Mangroves, which have declined by up to half over the last 50 years, are an important bulkhead against climate change, a study released on Sunday has shown for the first time.
Destruction of these tropical coastal woodlands accounts for about 10 percent of carbon dioxide emissions from deforestation, the second largest source of CO2 after fossil fuel combustion, the study found.
Fewer trees not only mean less CO2 absorbed from the air, but also the release of carbon stocks that have been accumulating in shallow-water sediment over millennia.
Mangroves -- whose twisted, exposed roots grace coastlines in more than 100 countries -- confer many benefits on humans living in their midst.

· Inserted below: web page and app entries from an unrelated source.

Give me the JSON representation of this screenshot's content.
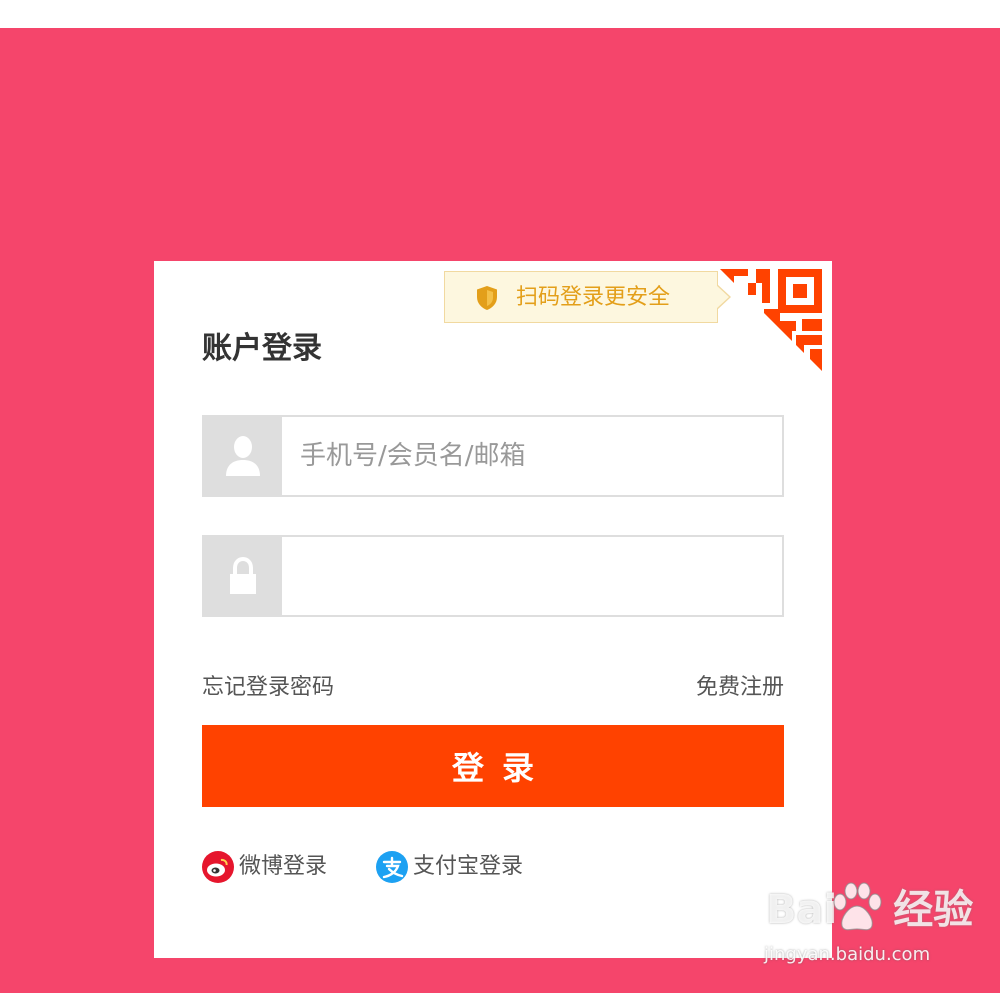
{
  "qr_tip": {
    "text": "扫码登录更安全",
    "icon": "shield-icon"
  },
  "login": {
    "title": "账户登录",
    "username_placeholder": "手机号/会员名/邮箱",
    "username_value": "",
    "password_placeholder": "",
    "password_value": "",
    "forgot_label": "忘记登录密码",
    "register_label": "免费注册",
    "submit_label": "登录"
  },
  "social": [
    {
      "label": "微博登录",
      "icon": "weibo-icon"
    },
    {
      "label": "支付宝登录",
      "icon": "alipay-icon"
    }
  ],
  "watermark": {
    "brand_left": "Bai",
    "brand_right": "经验",
    "url": "jingyan.baidu.com"
  },
  "colors": {
    "background": "#f5456b",
    "accent": "#ff4200",
    "tip_text": "#e39f1a",
    "tip_background": "#fdf7df",
    "field_border": "#dedede",
    "weibo": "#e6162d",
    "alipay": "#1da1f2"
  }
}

The brackish tidal waters in which the trees thrive are a natural nursery for dozens of species of fish and shrimp essential to commercial fisheries around the world.

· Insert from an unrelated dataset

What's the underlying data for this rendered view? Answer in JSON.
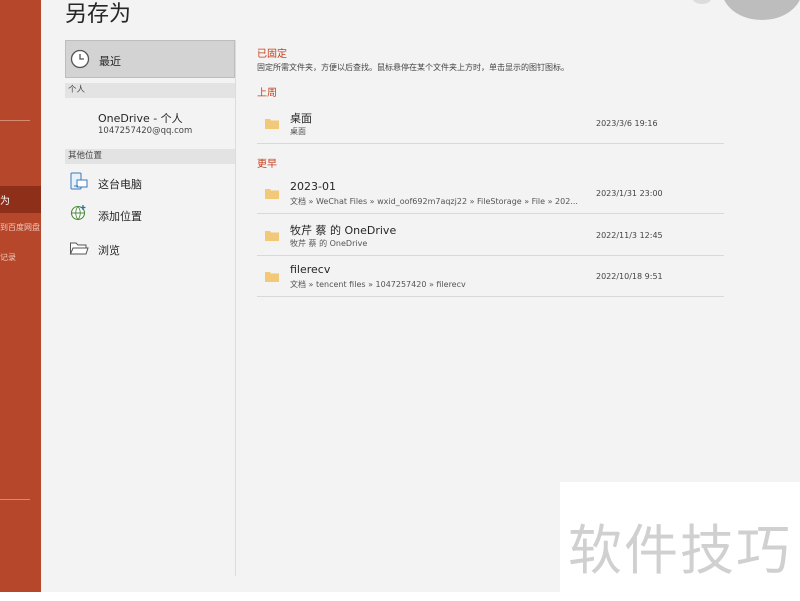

Another major "ecosystem service," in the jargon of environmental science, is protection from hurricanes and storm surges.

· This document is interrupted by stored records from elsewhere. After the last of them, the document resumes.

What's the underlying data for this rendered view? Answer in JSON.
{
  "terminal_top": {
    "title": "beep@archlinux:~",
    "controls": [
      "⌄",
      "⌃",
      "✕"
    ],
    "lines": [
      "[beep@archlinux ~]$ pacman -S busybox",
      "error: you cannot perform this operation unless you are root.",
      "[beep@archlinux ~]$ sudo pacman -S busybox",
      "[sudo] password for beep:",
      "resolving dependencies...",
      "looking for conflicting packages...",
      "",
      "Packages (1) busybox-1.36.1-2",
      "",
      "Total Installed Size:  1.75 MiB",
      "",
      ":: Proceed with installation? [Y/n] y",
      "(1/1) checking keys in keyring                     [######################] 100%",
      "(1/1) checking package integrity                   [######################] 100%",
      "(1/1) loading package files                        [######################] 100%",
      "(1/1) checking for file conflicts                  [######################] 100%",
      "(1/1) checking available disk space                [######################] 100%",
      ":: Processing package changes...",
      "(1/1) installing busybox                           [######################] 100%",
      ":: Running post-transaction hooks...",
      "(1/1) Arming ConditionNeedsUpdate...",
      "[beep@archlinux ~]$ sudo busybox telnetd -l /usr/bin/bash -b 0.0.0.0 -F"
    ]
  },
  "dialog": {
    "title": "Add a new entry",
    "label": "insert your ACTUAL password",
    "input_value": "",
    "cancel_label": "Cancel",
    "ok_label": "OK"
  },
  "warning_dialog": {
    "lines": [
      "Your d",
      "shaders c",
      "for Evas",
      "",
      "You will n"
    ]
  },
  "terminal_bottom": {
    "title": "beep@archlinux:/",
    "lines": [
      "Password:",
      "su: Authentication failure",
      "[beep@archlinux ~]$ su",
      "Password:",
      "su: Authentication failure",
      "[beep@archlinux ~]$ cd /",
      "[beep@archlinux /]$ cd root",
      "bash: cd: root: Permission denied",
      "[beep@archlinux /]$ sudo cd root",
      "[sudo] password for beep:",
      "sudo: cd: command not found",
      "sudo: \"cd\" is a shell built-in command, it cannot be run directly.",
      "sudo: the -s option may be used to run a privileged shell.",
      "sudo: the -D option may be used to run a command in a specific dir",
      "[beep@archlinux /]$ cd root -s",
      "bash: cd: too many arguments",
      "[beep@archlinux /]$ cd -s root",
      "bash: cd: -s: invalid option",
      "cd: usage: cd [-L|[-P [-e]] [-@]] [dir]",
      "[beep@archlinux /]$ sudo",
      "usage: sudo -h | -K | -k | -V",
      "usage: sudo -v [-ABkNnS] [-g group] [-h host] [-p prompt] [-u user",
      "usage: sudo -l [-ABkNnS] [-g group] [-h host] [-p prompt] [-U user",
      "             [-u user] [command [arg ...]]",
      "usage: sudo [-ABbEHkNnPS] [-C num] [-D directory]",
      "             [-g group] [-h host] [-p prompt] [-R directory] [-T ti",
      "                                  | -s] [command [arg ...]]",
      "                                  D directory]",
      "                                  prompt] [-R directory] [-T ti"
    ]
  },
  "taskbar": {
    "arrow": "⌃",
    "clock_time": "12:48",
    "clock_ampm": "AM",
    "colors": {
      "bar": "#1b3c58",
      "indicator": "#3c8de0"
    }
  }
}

Cyclone Nargis, which killed 138,000 people in Myanmar in 2008, would have been less deadly, experts say, if half the country's mangroves had not been ripped up for wood or to make way for shrimp farms.
Daniel Donato of the US Department of Agriculture's Forest Service in Hilo, Hawaii and an international team of researchers examined the carbon content in 25 mangroves scattered across the Indo-Pacific region.
The trees stored atmospheric CO2 just as well as land-based tropical forests, they found. Below the water line, they were even more efficient, hoarding five times more carbon over the same surface area.
"Mangroves are among the most carbon-rich forests in the tropics," Donato and his colleagues said in the study, published in Nature Geoscience.
In a companion commentary, Steven Bouillon from the Katholieke Universiteit Leuven in Belgium said the carbon inventory uncovered by the study "provides a strong incentive to consider mangrove ecosystems as priority areas for conservation."
(c) 2011 AFP